--- Available data ---

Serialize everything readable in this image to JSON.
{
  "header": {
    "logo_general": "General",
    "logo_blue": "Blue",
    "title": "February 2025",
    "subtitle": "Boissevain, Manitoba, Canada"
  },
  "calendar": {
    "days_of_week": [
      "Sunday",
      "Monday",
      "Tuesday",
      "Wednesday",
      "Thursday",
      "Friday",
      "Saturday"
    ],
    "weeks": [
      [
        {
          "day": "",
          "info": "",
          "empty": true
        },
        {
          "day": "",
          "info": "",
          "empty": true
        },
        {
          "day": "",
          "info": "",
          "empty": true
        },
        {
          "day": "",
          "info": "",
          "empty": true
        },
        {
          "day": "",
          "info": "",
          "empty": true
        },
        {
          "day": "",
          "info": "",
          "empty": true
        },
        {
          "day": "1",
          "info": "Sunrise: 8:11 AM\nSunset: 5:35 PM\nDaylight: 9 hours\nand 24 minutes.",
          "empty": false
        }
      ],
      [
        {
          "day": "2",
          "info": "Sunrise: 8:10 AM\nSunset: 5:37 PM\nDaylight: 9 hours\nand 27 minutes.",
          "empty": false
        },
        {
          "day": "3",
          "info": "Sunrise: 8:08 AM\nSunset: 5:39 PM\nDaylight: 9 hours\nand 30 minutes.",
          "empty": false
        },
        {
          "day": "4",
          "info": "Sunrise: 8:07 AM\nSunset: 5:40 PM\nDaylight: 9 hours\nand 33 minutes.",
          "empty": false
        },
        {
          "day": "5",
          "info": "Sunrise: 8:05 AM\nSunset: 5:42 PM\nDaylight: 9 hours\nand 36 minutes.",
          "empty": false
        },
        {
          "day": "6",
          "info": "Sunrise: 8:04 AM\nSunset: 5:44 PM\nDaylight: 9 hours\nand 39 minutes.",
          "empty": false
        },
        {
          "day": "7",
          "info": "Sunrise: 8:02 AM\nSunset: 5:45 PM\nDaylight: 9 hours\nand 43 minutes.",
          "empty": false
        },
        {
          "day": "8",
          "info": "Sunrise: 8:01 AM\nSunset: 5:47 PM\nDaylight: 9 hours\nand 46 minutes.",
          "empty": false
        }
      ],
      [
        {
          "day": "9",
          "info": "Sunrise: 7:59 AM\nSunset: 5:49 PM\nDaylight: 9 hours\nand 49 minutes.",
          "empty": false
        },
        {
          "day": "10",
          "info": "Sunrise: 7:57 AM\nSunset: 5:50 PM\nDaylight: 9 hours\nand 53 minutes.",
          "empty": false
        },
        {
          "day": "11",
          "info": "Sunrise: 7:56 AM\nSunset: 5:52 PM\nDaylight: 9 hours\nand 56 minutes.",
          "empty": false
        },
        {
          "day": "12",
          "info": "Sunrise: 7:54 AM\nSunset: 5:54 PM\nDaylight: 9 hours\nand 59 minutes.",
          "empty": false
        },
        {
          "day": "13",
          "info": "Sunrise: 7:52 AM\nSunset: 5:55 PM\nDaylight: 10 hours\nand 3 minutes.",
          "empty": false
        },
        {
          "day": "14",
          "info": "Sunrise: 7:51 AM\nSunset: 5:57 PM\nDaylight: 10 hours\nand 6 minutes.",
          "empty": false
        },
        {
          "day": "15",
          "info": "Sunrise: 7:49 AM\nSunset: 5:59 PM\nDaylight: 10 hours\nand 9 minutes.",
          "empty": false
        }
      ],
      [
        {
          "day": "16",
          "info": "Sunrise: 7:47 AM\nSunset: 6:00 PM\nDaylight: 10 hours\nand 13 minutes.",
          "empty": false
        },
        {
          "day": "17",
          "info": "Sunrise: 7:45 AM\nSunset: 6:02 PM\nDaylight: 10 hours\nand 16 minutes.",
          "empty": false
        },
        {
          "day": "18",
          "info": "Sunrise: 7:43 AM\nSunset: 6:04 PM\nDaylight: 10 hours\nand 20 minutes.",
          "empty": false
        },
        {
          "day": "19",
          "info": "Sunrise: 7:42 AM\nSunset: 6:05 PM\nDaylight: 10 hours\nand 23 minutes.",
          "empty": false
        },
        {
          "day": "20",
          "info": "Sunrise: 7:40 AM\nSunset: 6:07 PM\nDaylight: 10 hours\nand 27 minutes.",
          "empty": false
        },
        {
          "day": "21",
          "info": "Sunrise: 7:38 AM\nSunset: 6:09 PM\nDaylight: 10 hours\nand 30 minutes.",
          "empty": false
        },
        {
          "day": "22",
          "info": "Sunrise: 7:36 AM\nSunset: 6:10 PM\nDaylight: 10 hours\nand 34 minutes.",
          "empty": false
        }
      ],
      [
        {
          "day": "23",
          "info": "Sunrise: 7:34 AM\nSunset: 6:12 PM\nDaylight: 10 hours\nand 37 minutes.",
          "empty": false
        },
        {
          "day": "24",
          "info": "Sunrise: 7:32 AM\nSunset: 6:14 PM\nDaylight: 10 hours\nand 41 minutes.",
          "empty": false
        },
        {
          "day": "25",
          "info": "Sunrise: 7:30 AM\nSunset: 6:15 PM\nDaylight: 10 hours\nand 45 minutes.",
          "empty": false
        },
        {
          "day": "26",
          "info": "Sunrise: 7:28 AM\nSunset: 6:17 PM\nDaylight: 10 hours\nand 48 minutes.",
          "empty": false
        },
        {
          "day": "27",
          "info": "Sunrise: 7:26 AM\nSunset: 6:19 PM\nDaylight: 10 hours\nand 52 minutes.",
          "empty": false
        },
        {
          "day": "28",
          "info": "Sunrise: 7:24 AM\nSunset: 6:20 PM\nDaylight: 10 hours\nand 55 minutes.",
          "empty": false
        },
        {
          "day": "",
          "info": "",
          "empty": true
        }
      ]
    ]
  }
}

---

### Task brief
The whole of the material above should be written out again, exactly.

### Result for this exercise
Serialize everything readable in this image to JSON.
{
  "header": {
    "logo_general": "General",
    "logo_blue": "Blue",
    "title": "February 2025",
    "subtitle": "Boissevain, Manitoba, Canada"
  },
  "calendar": {
    "days_of_week": [
      "Sunday",
      "Monday",
      "Tuesday",
      "Wednesday",
      "Thursday",
      "Friday",
      "Saturday"
    ],
    "weeks": [
      [
        {
          "day": "",
          "info": "",
          "empty": true
        },
        {
          "day": "",
          "info": "",
          "empty": true
        },
        {
          "day": "",
          "info": "",
          "empty": true
        },
        {
          "day": "",
          "info": "",
          "empty": true
        },
        {
          "day": "",
          "info": "",
          "empty": true
        },
        {
          "day": "",
          "info": "",
          "empty": true
        },
        {
          "day": "1",
          "info": "Sunrise: 8:11 AM\nSunset: 5:35 PM\nDaylight: 9 hours\nand 24 minutes.",
          "empty": false
        }
      ],
      [
        {
          "day": "2",
          "info": "Sunrise: 8:10 AM\nSunset: 5:37 PM\nDaylight: 9 hours\nand 27 minutes.",
          "empty": false
        },
        {
          "day": "3",
          "info": "Sunrise: 8:08 AM\nSunset: 5:39 PM\nDaylight: 9 hours\nand 30 minutes.",
          "empty": false
        },
        {
          "day": "4",
          "info": "Sunrise: 8:07 AM\nSunset: 5:40 PM\nDaylight: 9 hours\nand 33 minutes.",
          "empty": false
        },
        {
          "day": "5",
          "info": "Sunrise: 8:05 AM\nSunset: 5:42 PM\nDaylight: 9 hours\nand 36 minutes.",
          "empty": false
        },
        {
          "day": "6",
          "info": "Sunrise: 8:04 AM\nSunset: 5:44 PM\nDaylight: 9 hours\nand 39 minutes.",
          "empty": false
        },
        {
          "day": "7",
          "info": "Sunrise: 8:02 AM\nSunset: 5:45 PM\nDaylight: 9 hours\nand 43 minutes.",
          "empty": false
        },
        {
          "day": "8",
          "info": "Sunrise: 8:01 AM\nSunset: 5:47 PM\nDaylight: 9 hours\nand 46 minutes.",
          "empty": false
        }
      ],
      [
        {
          "day": "9",
          "info": "Sunrise: 7:59 AM\nSunset: 5:49 PM\nDaylight: 9 hours\nand 49 minutes.",
          "empty": false
        },
        {
          "day": "10",
          "info": "Sunrise: 7:57 AM\nSunset: 5:50 PM\nDaylight: 9 hours\nand 53 minutes.",
          "empty": false
        },
        {
          "day": "11",
          "info": "Sunrise: 7:56 AM\nSunset: 5:52 PM\nDaylight: 9 hours\nand 56 minutes.",
          "empty": false
        },
        {
          "day": "12",
          "info": "Sunrise: 7:54 AM\nSunset: 5:54 PM\nDaylight: 9 hours\nand 59 minutes.",
          "empty": false
        },
        {
          "day": "13",
          "info": "Sunrise: 7:52 AM\nSunset: 5:55 PM\nDaylight: 10 hours\nand 3 minutes.",
          "empty": false
        },
        {
          "day": "14",
          "info": "Sunrise: 7:51 AM\nSunset: 5:57 PM\nDaylight: 10 hours\nand 6 minutes.",
          "empty": false
        },
        {
          "day": "15",
          "info": "Sunrise: 7:49 AM\nSunset: 5:59 PM\nDaylight: 10 hours\nand 9 minutes.",
          "empty": false
        }
      ],
      [
        {
          "day": "16",
          "info": "Sunrise: 7:47 AM\nSunset: 6:00 PM\nDaylight: 10 hours\nand 13 minutes.",
          "empty": false
        },
        {
          "day": "17",
          "info": "Sunrise: 7:45 AM\nSunset: 6:02 PM\nDaylight: 10 hours\nand 16 minutes.",
          "empty": false
        },
        {
          "day": "18",
          "info": "Sunrise: 7:43 AM\nSunset: 6:04 PM\nDaylight: 10 hours\nand 20 minutes.",
          "empty": false
        },
        {
          "day": "19",
          "info": "Sunrise: 7:42 AM\nSunset: 6:05 PM\nDaylight: 10 hours\nand 23 minutes.",
          "empty": false
        },
        {
          "day": "20",
          "info": "Sunrise: 7:40 AM\nSunset: 6:07 PM\nDaylight: 10 hours\nand 27 minutes.",
          "empty": false
        },
        {
          "day": "21",
          "info": "Sunrise: 7:38 AM\nSunset: 6:09 PM\nDaylight: 10 hours\nand 30 minutes.",
          "empty": false
        },
        {
          "day": "22",
          "info": "Sunrise: 7:36 AM\nSunset: 6:10 PM\nDaylight: 10 hours\nand 34 minutes.",
          "empty": false
        }
      ],
      [
        {
          "day": "23",
          "info": "Sunrise: 7:34 AM\nSunset: 6:12 PM\nDaylight: 10 hours\nand 37 minutes.",
          "empty": false
        },
        {
          "day": "24",
          "info": "Sunrise: 7:32 AM\nSunset: 6:14 PM\nDaylight: 10 hours\nand 41 minutes.",
          "empty": false
        },
        {
          "day": "25",
          "info": "Sunrise: 7:30 AM\nSunset: 6:15 PM\nDaylight: 10 hours\nand 45 minutes.",
          "empty": false
        },
        {
          "day": "26",
          "info": "Sunrise: 7:28 AM\nSunset: 6:17 PM\nDaylight: 10 hours\nand 48 minutes.",
          "empty": false
        },
        {
          "day": "27",
          "info": "Sunrise: 7:26 AM\nSunset: 6:19 PM\nDaylight: 10 hours\nand 52 minutes.",
          "empty": false
        },
        {
          "day": "28",
          "info": "Sunrise: 7:24 AM\nSunset: 6:20 PM\nDaylight: 10 hours\nand 55 minutes.",
          "empty": false
        },
        {
          "day": "",
          "info": "",
          "empty": true
        }
      ]
    ]
  }
}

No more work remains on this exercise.